    Renée Zellweger's real crime has been to age in an industry that prizes women's youth over humanity

    'Renée Zellweger's real crime was to age'

    The actress's altered appearance raised eyebrows at Elle's Women in Hollywood awards on Monday
    The 10 best smartphone accessories

    Make the most of your mobile: 10 best smartphone accessories

    Try these add-ons for everything from secret charging to making sure you never lose your keys again
    West Indies tour of India: Hurricane set to sweep Windies into the shadows

    Hurricane set to sweep Windies into the shadows

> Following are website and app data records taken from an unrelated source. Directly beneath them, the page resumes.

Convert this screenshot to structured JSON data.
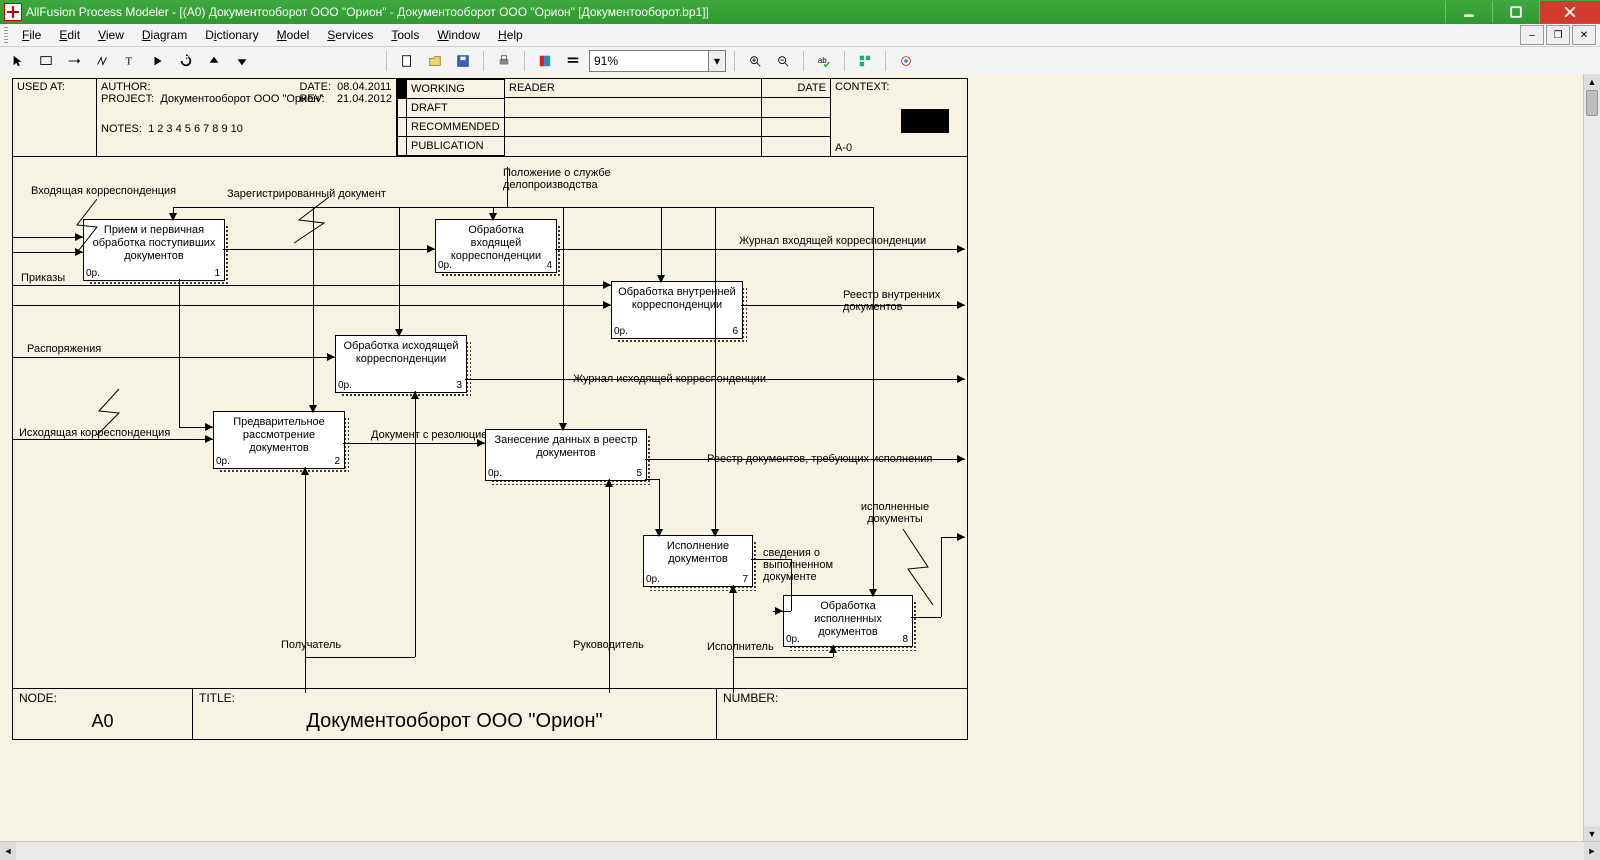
{
  "window": {
    "title": "AllFusion Process Modeler - [(A0) Документооборот  ООО \"Орион\" - Документооборот ООО \"Орион\"   [Документооборот.bp1]]"
  },
  "menu": {
    "items": [
      "File",
      "Edit",
      "View",
      "Diagram",
      "Dictionary",
      "Model",
      "Services",
      "Tools",
      "Window",
      "Help"
    ]
  },
  "toolbar": {
    "zoom_value": "91%"
  },
  "header": {
    "used_at": "USED AT:",
    "author_label": "AUTHOR:",
    "project_label": "PROJECT:",
    "project_value": "Документооборот ООО \"Орион\"",
    "date_label": "DATE:",
    "date_value": "08.04.2011",
    "rev_label": "REV:",
    "rev_value": "21.04.2012",
    "notes_label": "NOTES:",
    "notes_value": "1  2  3  4  5  6  7  8  9  10",
    "status": {
      "working": "WORKING",
      "draft": "DRAFT",
      "recommended": "RECOMMENDED",
      "publication": "PUBLICATION"
    },
    "reader": "READER",
    "date2": "DATE",
    "context": "CONTEXT:",
    "context_ref": "A-0"
  },
  "footer": {
    "node_label": "NODE:",
    "node_value": "A0",
    "title_label": "TITLE:",
    "title_value": "Документооборот  ООО \"Орион\"",
    "number_label": "NUMBER:"
  },
  "activities": [
    {
      "id": 1,
      "text": "Прием и первичная обработка поступивших документов",
      "cost": "0р.",
      "num": "1"
    },
    {
      "id": 2,
      "text": "Предварительное рассмотрение документов",
      "cost": "0р.",
      "num": "2"
    },
    {
      "id": 3,
      "text": "Обработка исходящей корреспонденции",
      "cost": "0р.",
      "num": "3"
    },
    {
      "id": 4,
      "text": "Обработка входящей корреспонденции",
      "cost": "0р.",
      "num": "4"
    },
    {
      "id": 5,
      "text": "Занесение данных в реестр документов",
      "cost": "0р.",
      "num": "5"
    },
    {
      "id": 6,
      "text": "Обработка внутренней корреспонденции",
      "cost": "0р.",
      "num": "6"
    },
    {
      "id": 7,
      "text": "Исполнение документов",
      "cost": "0р.",
      "num": "7"
    },
    {
      "id": 8,
      "text": "Обработка исполненных документов",
      "cost": "0р.",
      "num": "8"
    }
  ],
  "labels": {
    "in1": "Входящая корреспонденция",
    "in2": "Приказы",
    "in3": "Распоряжения",
    "in4": "Исходящая корреспонденция",
    "top1": "Зарегистрированный документ",
    "top2": "Положение о службе делопроизводства",
    "mid1": "Документ с резолюцией",
    "out1": "Журнал входящей корреспонденции",
    "out2": "Реестр внутренних документов",
    "out3": "Журнал исходящей корреспонденции",
    "out4": "Реестр документов, требующих исполнения",
    "out5": "исполненные документы",
    "out6": "сведения о выполненном документе",
    "mech1": "Получатель",
    "mech2": "Руководитель",
    "mech3": "Исполнитель"
  }
}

    Decision to pull out of India tour leaves the WICB fighting for its existence with an off-field storm building
    Indiana serial killer? Man arrested for murdering teenage prostitute confesses to six other murders - and police fear there could be many more

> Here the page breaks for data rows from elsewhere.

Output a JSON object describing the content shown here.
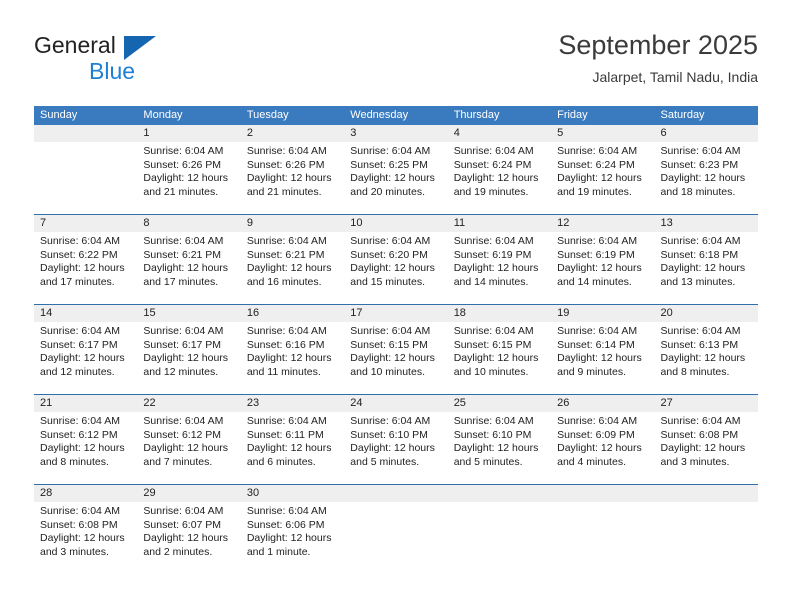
{
  "brand": {
    "name_part1": "General",
    "name_part2": "Blue",
    "triangle_color": "#1565b0",
    "blue_color": "#1f7fd4"
  },
  "header": {
    "title": "September 2025",
    "subtitle": "Jalarpet, Tamil Nadu, India"
  },
  "theme": {
    "header_row_bg": "#3a7bbf",
    "date_band_bg": "#efefef",
    "week_divider": "#2f6fae"
  },
  "weekday_headers": [
    "Sunday",
    "Monday",
    "Tuesday",
    "Wednesday",
    "Thursday",
    "Friday",
    "Saturday"
  ],
  "weeks": [
    {
      "days": [
        {
          "date": "",
          "sunrise": "",
          "sunset": "",
          "daylight": ""
        },
        {
          "date": "1",
          "sunrise": "Sunrise: 6:04 AM",
          "sunset": "Sunset: 6:26 PM",
          "daylight": "Daylight: 12 hours and 21 minutes."
        },
        {
          "date": "2",
          "sunrise": "Sunrise: 6:04 AM",
          "sunset": "Sunset: 6:26 PM",
          "daylight": "Daylight: 12 hours and 21 minutes."
        },
        {
          "date": "3",
          "sunrise": "Sunrise: 6:04 AM",
          "sunset": "Sunset: 6:25 PM",
          "daylight": "Daylight: 12 hours and 20 minutes."
        },
        {
          "date": "4",
          "sunrise": "Sunrise: 6:04 AM",
          "sunset": "Sunset: 6:24 PM",
          "daylight": "Daylight: 12 hours and 19 minutes."
        },
        {
          "date": "5",
          "sunrise": "Sunrise: 6:04 AM",
          "sunset": "Sunset: 6:24 PM",
          "daylight": "Daylight: 12 hours and 19 minutes."
        },
        {
          "date": "6",
          "sunrise": "Sunrise: 6:04 AM",
          "sunset": "Sunset: 6:23 PM",
          "daylight": "Daylight: 12 hours and 18 minutes."
        }
      ]
    },
    {
      "days": [
        {
          "date": "7",
          "sunrise": "Sunrise: 6:04 AM",
          "sunset": "Sunset: 6:22 PM",
          "daylight": "Daylight: 12 hours and 17 minutes."
        },
        {
          "date": "8",
          "sunrise": "Sunrise: 6:04 AM",
          "sunset": "Sunset: 6:21 PM",
          "daylight": "Daylight: 12 hours and 17 minutes."
        },
        {
          "date": "9",
          "sunrise": "Sunrise: 6:04 AM",
          "sunset": "Sunset: 6:21 PM",
          "daylight": "Daylight: 12 hours and 16 minutes."
        },
        {
          "date": "10",
          "sunrise": "Sunrise: 6:04 AM",
          "sunset": "Sunset: 6:20 PM",
          "daylight": "Daylight: 12 hours and 15 minutes."
        },
        {
          "date": "11",
          "sunrise": "Sunrise: 6:04 AM",
          "sunset": "Sunset: 6:19 PM",
          "daylight": "Daylight: 12 hours and 14 minutes."
        },
        {
          "date": "12",
          "sunrise": "Sunrise: 6:04 AM",
          "sunset": "Sunset: 6:19 PM",
          "daylight": "Daylight: 12 hours and 14 minutes."
        },
        {
          "date": "13",
          "sunrise": "Sunrise: 6:04 AM",
          "sunset": "Sunset: 6:18 PM",
          "daylight": "Daylight: 12 hours and 13 minutes."
        }
      ]
    },
    {
      "days": [
        {
          "date": "14",
          "sunrise": "Sunrise: 6:04 AM",
          "sunset": "Sunset: 6:17 PM",
          "daylight": "Daylight: 12 hours and 12 minutes."
        },
        {
          "date": "15",
          "sunrise": "Sunrise: 6:04 AM",
          "sunset": "Sunset: 6:17 PM",
          "daylight": "Daylight: 12 hours and 12 minutes."
        },
        {
          "date": "16",
          "sunrise": "Sunrise: 6:04 AM",
          "sunset": "Sunset: 6:16 PM",
          "daylight": "Daylight: 12 hours and 11 minutes."
        },
        {
          "date": "17",
          "sunrise": "Sunrise: 6:04 AM",
          "sunset": "Sunset: 6:15 PM",
          "daylight": "Daylight: 12 hours and 10 minutes."
        },
        {
          "date": "18",
          "sunrise": "Sunrise: 6:04 AM",
          "sunset": "Sunset: 6:15 PM",
          "daylight": "Daylight: 12 hours and 10 minutes."
        },
        {
          "date": "19",
          "sunrise": "Sunrise: 6:04 AM",
          "sunset": "Sunset: 6:14 PM",
          "daylight": "Daylight: 12 hours and 9 minutes."
        },
        {
          "date": "20",
          "sunrise": "Sunrise: 6:04 AM",
          "sunset": "Sunset: 6:13 PM",
          "daylight": "Daylight: 12 hours and 8 minutes."
        }
      ]
    },
    {
      "days": [
        {
          "date": "21",
          "sunrise": "Sunrise: 6:04 AM",
          "sunset": "Sunset: 6:12 PM",
          "daylight": "Daylight: 12 hours and 8 minutes."
        },
        {
          "date": "22",
          "sunrise": "Sunrise: 6:04 AM",
          "sunset": "Sunset: 6:12 PM",
          "daylight": "Daylight: 12 hours and 7 minutes."
        },
        {
          "date": "23",
          "sunrise": "Sunrise: 6:04 AM",
          "sunset": "Sunset: 6:11 PM",
          "daylight": "Daylight: 12 hours and 6 minutes."
        },
        {
          "date": "24",
          "sunrise": "Sunrise: 6:04 AM",
          "sunset": "Sunset: 6:10 PM",
          "daylight": "Daylight: 12 hours and 5 minutes."
        },
        {
          "date": "25",
          "sunrise": "Sunrise: 6:04 AM",
          "sunset": "Sunset: 6:10 PM",
          "daylight": "Daylight: 12 hours and 5 minutes."
        },
        {
          "date": "26",
          "sunrise": "Sunrise: 6:04 AM",
          "sunset": "Sunset: 6:09 PM",
          "daylight": "Daylight: 12 hours and 4 minutes."
        },
        {
          "date": "27",
          "sunrise": "Sunrise: 6:04 AM",
          "sunset": "Sunset: 6:08 PM",
          "daylight": "Daylight: 12 hours and 3 minutes."
        }
      ]
    },
    {
      "days": [
        {
          "date": "28",
          "sunrise": "Sunrise: 6:04 AM",
          "sunset": "Sunset: 6:08 PM",
          "daylight": "Daylight: 12 hours and 3 minutes."
        },
        {
          "date": "29",
          "sunrise": "Sunrise: 6:04 AM",
          "sunset": "Sunset: 6:07 PM",
          "daylight": "Daylight: 12 hours and 2 minutes."
        },
        {
          "date": "30",
          "sunrise": "Sunrise: 6:04 AM",
          "sunset": "Sunset: 6:06 PM",
          "daylight": "Daylight: 12 hours and 1 minute."
        },
        {
          "date": "",
          "sunrise": "",
          "sunset": "",
          "daylight": ""
        },
        {
          "date": "",
          "sunrise": "",
          "sunset": "",
          "daylight": ""
        },
        {
          "date": "",
          "sunrise": "",
          "sunset": "",
          "daylight": ""
        },
        {
          "date": "",
          "sunrise": "",
          "sunset": "",
          "daylight": ""
        }
      ]
    }
  ]
}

    A new American serial killer?

    Police fear man arrested for murder of teen prostitute could be responsible for killing spree dating back 20 years
    Sweetie, the fake 10-year-old girl designed to catch online predators, claims her first scalp

    Sting to trap paedophiles may not carry weight in UK courts

    Computer image of ‘Sweetie’ represented entrapment, experts say
    Fukushima nuclear crisis: Evacuees still stuck in cramped emergency housing three years on - and may never return home

    Return to Fukushima – a land they will never call home again

    Evacuees still stuck in cramped emergency housing three years on from nuclear disaster
    Wildlife Photographer of the Year: Intimate image of resting lions claims top prize

    Wildlife Photographer of the Year

    Intimate image of resting lions claims top prize
    Online petitions: Sign here to change the world

    Want to change the world? Just sign here

    The proliferation of online petitions allows us to register our protests at the touch of a button. But do they change anything?
    Ed Sheeran hits back after being labelled too boring to headline festivals

    'You need me, I don’t need you'

    Ed Sheeran hits back after being labelled too boring to headline festivals
    How to Get Away with Murder: Shonda Rhimes reinvents the legal drama

    How to Get Away with Murder

    Shonda Rhimes reinvents the legal drama
    A cup of tea is every worker's right

    Hard to swallow

    Three hospitals in Leicester have banned their staff from drinking tea and coffee in public areas. Christopher Hirst explains why he thinks that a cuppa is every worker's right
    Which animals are nearly extinct?

    Which animals are nearly extinct?

    Conservationists in Kenya are in mourning after the death of a white northern rhino, which has left the species with a single male. These are the other species on the brink